Openness, interest in the world, spontaneity, passion.
What is the quality you most dislike in people?
A sense of entitlement.
What do you most value in friends?
Intimacy and openness.
What is your most marked characteristic?
I never really grew up. I’m like a kid in my excitement about simple things. I’m an unrelenting optimist.
Which words or phrases do you most overuse?
“This is the best…” movie, song, meal, day, sunset, cup of tea, etc. When I say it, I really mean it!
Which talent would you most like to have?
Singing and playing music like my son does. I would immediately join up with an Irish, Blue Grass, or Rock n’ Roll band, and be part of a madrigal group on the side!

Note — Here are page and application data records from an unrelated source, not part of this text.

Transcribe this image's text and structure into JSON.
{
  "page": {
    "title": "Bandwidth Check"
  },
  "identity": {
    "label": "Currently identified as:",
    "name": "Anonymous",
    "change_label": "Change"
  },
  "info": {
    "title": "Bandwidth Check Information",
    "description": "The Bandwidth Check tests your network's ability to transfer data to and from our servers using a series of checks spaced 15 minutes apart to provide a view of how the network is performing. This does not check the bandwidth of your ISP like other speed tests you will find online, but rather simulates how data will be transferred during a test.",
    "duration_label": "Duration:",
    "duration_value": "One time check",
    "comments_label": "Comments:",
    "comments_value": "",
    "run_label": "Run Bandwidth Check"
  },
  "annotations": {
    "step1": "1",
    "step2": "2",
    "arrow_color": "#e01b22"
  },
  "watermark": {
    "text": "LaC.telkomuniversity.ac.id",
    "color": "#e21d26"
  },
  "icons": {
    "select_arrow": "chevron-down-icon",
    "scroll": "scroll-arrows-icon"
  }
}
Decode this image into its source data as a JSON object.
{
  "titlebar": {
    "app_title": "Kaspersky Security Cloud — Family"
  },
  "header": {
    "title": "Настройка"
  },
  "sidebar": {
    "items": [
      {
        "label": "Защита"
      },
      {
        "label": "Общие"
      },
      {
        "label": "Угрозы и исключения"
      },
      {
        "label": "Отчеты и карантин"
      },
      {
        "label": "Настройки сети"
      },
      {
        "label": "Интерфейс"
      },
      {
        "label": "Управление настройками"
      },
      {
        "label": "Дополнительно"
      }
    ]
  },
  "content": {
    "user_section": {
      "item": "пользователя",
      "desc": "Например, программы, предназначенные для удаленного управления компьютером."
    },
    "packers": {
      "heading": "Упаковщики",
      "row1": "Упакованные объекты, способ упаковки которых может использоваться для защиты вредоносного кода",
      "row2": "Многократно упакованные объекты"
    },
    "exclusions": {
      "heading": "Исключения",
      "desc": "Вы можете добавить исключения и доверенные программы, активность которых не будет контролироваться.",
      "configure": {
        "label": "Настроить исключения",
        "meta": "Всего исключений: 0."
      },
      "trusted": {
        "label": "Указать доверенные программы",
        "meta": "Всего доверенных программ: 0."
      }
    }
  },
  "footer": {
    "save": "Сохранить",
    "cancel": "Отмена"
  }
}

If you could change one thing about yourself, what would it be?
Would be nice to loosen up on my addictions: work and chocolate.
What do you consider your greatest achievement?
Creating a community of women in Santa Barbara that is diverse, supportive, and non-judgmental – able to see beyond their own lives and work together toward a greater good. And helping 8,400 Rwandans lift themselves out of poverty.
Where would you most like to live?
I’m a small town girl at heart. No need for the diversions that cities offer. Anywhere I can feel nature, weather, community, and purpose – a place where I can help make things happen.
What is your most treasured possession?
Memories of the people I have loved who are no longer here.
What / Who makes you laugh the most?
Robin Williams and Jon Stewart.
What is your motto?
“Do good work, and disappear.”
Which historical figure do you most identify with?
Gertrude Bell, Edith Durham, Karen Blixen – early 20th century writers and explorers who were drawn to remote regions of the Middle East, Albania, and East Africa like moths to the flame – as Kosovo drew me.
On what occasion do you lie?
When I say how many chocolate cookie dough balls I’ve consumed in one sitting. I often say one, but sometimes it’s two.